>>>>>
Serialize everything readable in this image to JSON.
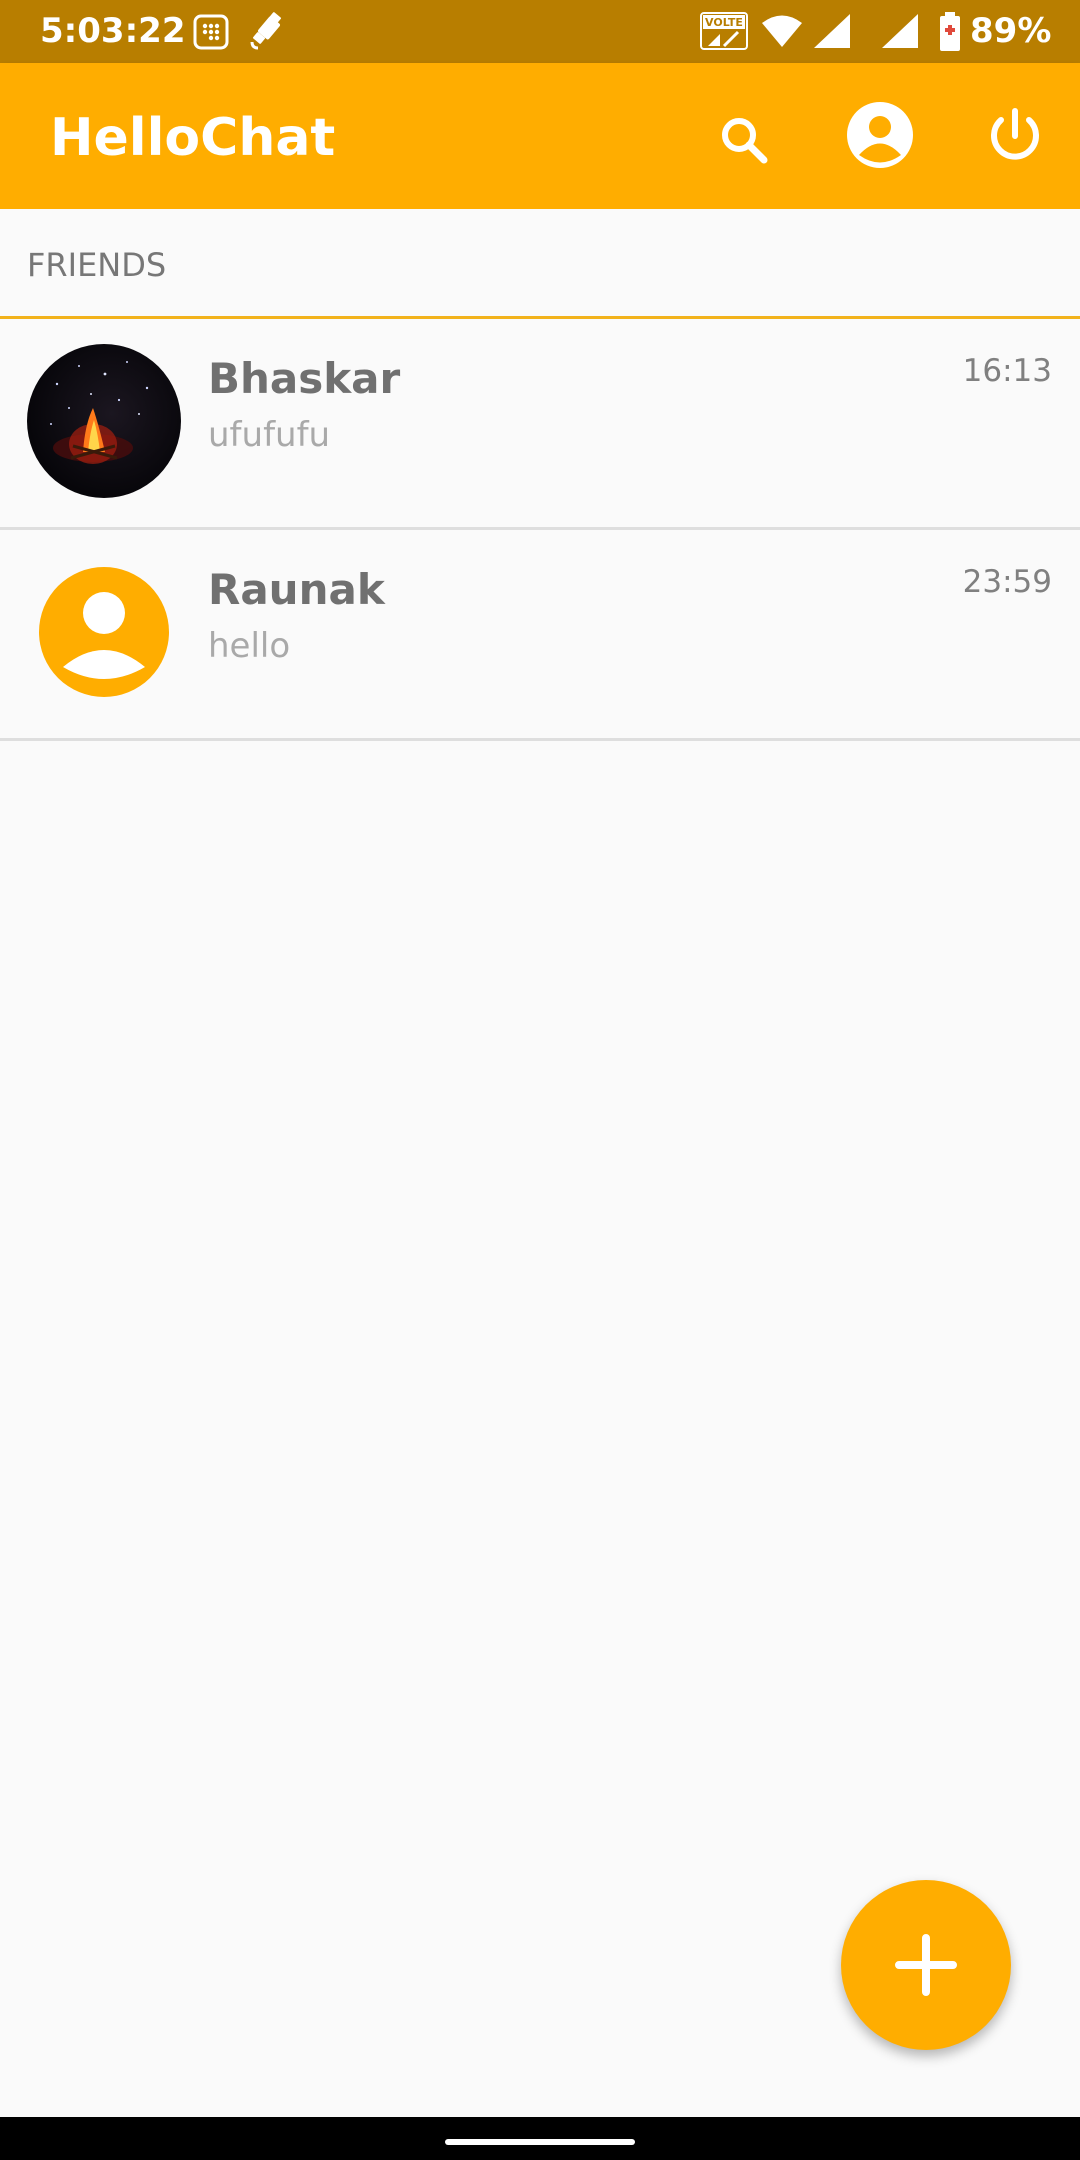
{
  "status_bar": {
    "time": "5:03:22",
    "battery_percent": "89%",
    "volte_label": "VOLTE"
  },
  "app_bar": {
    "title": "HelloChat"
  },
  "tabs": {
    "label": "FRIENDS"
  },
  "friends": [
    {
      "name": "Bhaskar",
      "last_message": "ufufufu",
      "time": "16:13"
    },
    {
      "name": "Raunak",
      "last_message": "hello",
      "time": "23:59"
    }
  ],
  "colors": {
    "primary": "#ffad00",
    "status_bar": "#b87e00",
    "divider": "#dedede",
    "accent_line": "#f2b21b"
  }
}
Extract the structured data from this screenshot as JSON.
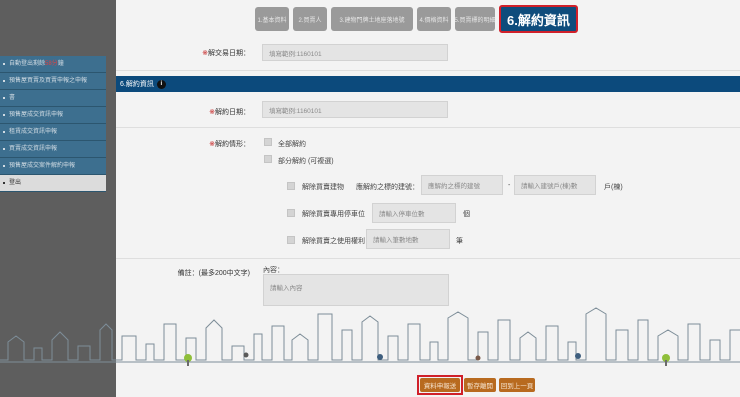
{
  "steps": [
    {
      "label": "1.基本資料",
      "active": false
    },
    {
      "label": "2.買賣人",
      "active": false
    },
    {
      "label": "3.建物門牌土地座落地號",
      "active": false
    },
    {
      "label": "4.價格資料",
      "active": false
    },
    {
      "label": "5.買賣標的明細",
      "active": false
    },
    {
      "label": "6.解約資訊",
      "active": true
    }
  ],
  "top_field": {
    "label": "解交易日期：",
    "placeholder": "填寫範例:1160101"
  },
  "section": {
    "title": "6.解約資訊",
    "info_icon": "i"
  },
  "cancel_date": {
    "label": "解約日期：",
    "placeholder": "填寫範例:1160101"
  },
  "cancel_status": {
    "label": "解約情形：",
    "option_full": "全部解約",
    "option_partial": "部分解約 (可複選)",
    "sub_1": {
      "label": "解除買賣建物",
      "middle": "應解約之標的建號：",
      "placeholder_1": "應解約之標的建號",
      "dash": "-",
      "placeholder_2": "請輸入建號戶(棟)數",
      "unit": "戶(棟)"
    },
    "sub_2": {
      "label": "解除買賣專用停車位",
      "placeholder": "請輸入停車位數",
      "unit": "個"
    },
    "sub_3": {
      "label": "解除買賣之使用權利",
      "placeholder": "請輸入筆數地數",
      "unit": "筆"
    }
  },
  "remark": {
    "label": "備註：(最多200中文字)",
    "sub_label": "內容：",
    "placeholder": "請輸入內容"
  },
  "sidebar": {
    "items": [
      {
        "pre": "自動登出剩餘",
        "highlight": "58分",
        "post": "鐘",
        "style": "dark"
      },
      {
        "pre": "預售屋買賣及買賣申報之申報",
        "highlight": "",
        "post": "",
        "style": "dark"
      },
      {
        "pre": "書",
        "highlight": "",
        "post": "",
        "style": "dark"
      },
      {
        "pre": "預售屋成交資訊申報",
        "highlight": "",
        "post": "",
        "style": "dark"
      },
      {
        "pre": "租賃成交資訊申報",
        "highlight": "",
        "post": "",
        "style": "dark"
      },
      {
        "pre": "買賣成交資訊申報",
        "highlight": "",
        "post": "",
        "style": "dark"
      },
      {
        "pre": "預售屋成交案件解約申報",
        "highlight": "",
        "post": "",
        "style": "dark"
      },
      {
        "pre": "登出",
        "highlight": "",
        "post": "",
        "style": "light"
      }
    ]
  },
  "buttons": {
    "submit": "資料申報送",
    "temp": "暫存離開",
    "back": "回到上一頁"
  },
  "colors": {
    "primary": "#0e4c7c",
    "accent": "#b86a1f",
    "highlight_border": "#d0202a"
  }
}
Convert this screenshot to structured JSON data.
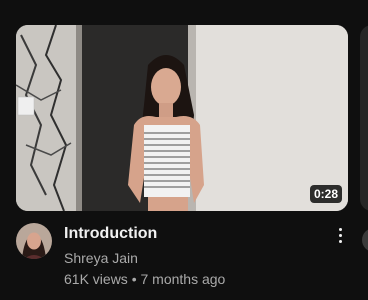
{
  "video": {
    "duration": "0:28",
    "title": "Introduction",
    "channel": "Shreya Jain",
    "views": "61K views",
    "separator": "•",
    "age": "7 months ago"
  },
  "icons": {
    "menu": "more-vert-icon"
  },
  "colors": {
    "background": "#0f0f0f",
    "title": "#f1f1f1",
    "secondary_text": "#aaaaaa"
  }
}
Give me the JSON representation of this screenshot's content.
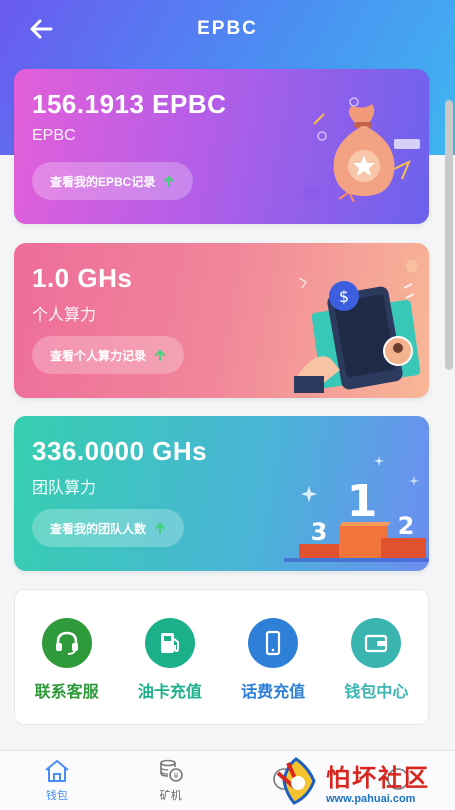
{
  "header": {
    "title": "EPBC",
    "back_icon": "arrow-left-icon"
  },
  "cards": [
    {
      "value": "156.1913 EPBC",
      "label": "EPBC",
      "button_label": "查看我的EPBC记录",
      "illustration": "money-bag-icon"
    },
    {
      "value": "1.0 GHs",
      "label": "个人算力",
      "button_label": "查看个人算力记录",
      "illustration": "phone-in-hand-icon"
    },
    {
      "value": "336.0000 GHs",
      "label": "团队算力",
      "button_label": "查看我的团队人数",
      "illustration": "podium-icon"
    }
  ],
  "menu": [
    {
      "label": "联系客服",
      "icon": "headset-icon",
      "color": "#2e9a3a"
    },
    {
      "label": "油卡充值",
      "icon": "fuel-pump-icon",
      "color": "#1bb08a"
    },
    {
      "label": "话费充值",
      "icon": "mobile-phone-icon",
      "color": "#2e7fd8"
    },
    {
      "label": "钱包中心",
      "icon": "wallet-icon",
      "color": "#3bb5b0"
    }
  ],
  "tabs": [
    {
      "label": "钱包",
      "icon": "home-icon",
      "active": true
    },
    {
      "label": "矿机",
      "icon": "coins-icon",
      "active": false
    },
    {
      "label": "",
      "icon": "team-icon",
      "active": false
    },
    {
      "label": "",
      "icon": "user-icon",
      "active": false
    }
  ],
  "watermark": {
    "cn": "怕坏社区",
    "url": "www.pahuai.com"
  },
  "colors": {
    "header_gradient_start": "#6a5af0",
    "header_gradient_end": "#3fb6f0",
    "tab_active": "#4a8ef2"
  }
}
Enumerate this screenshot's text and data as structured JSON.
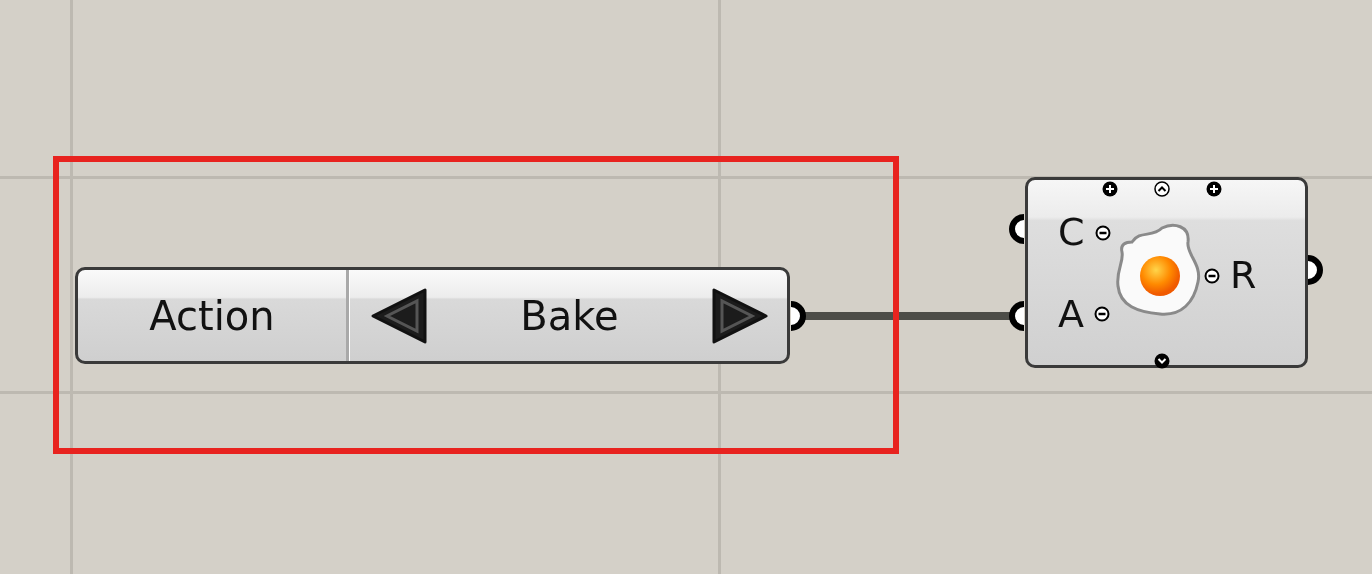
{
  "value_list": {
    "label": "Action",
    "value": "Bake"
  },
  "component": {
    "inputs": [
      {
        "name": "C"
      },
      {
        "name": "A"
      }
    ],
    "outputs": [
      {
        "name": "R"
      }
    ]
  },
  "highlight": {
    "color": "#e8231f"
  }
}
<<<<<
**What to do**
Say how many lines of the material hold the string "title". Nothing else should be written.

**Result for this exercise**
5